**Work request**
Look through the entries that follow and return each line that has the string "chevron".

(Records excerpted from a collection)
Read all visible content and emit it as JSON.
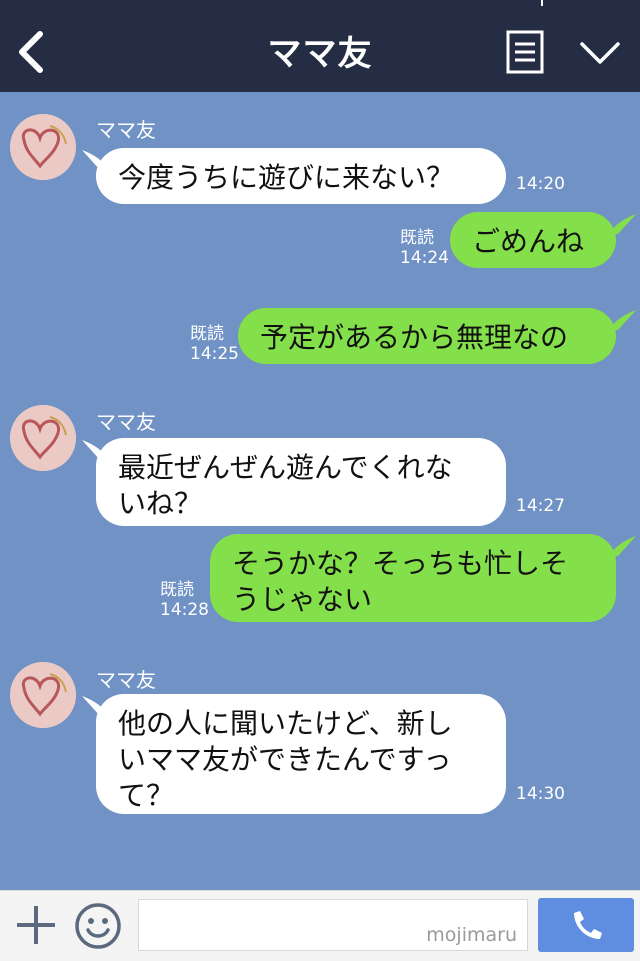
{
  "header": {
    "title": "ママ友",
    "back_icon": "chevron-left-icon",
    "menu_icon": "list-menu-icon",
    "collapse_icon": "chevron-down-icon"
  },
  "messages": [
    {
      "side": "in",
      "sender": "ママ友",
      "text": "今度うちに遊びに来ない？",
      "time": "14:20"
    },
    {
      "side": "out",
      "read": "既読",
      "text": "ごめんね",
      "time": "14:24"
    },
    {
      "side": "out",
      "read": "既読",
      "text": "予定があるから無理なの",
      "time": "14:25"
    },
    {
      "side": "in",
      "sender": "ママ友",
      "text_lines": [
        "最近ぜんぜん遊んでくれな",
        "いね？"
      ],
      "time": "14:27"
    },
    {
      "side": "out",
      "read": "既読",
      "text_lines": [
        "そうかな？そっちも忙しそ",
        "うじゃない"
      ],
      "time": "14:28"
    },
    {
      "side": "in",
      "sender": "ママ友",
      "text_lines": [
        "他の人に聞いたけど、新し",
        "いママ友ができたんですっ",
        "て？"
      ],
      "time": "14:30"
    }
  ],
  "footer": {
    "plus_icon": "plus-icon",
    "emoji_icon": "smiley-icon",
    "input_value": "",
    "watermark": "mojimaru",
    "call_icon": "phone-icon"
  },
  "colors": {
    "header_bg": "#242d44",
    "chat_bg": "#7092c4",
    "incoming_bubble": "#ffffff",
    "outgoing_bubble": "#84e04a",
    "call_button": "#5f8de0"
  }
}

**Task solution**
    "back_icon": "chevron-left-icon",
    "collapse_icon": "chevron-down-icon"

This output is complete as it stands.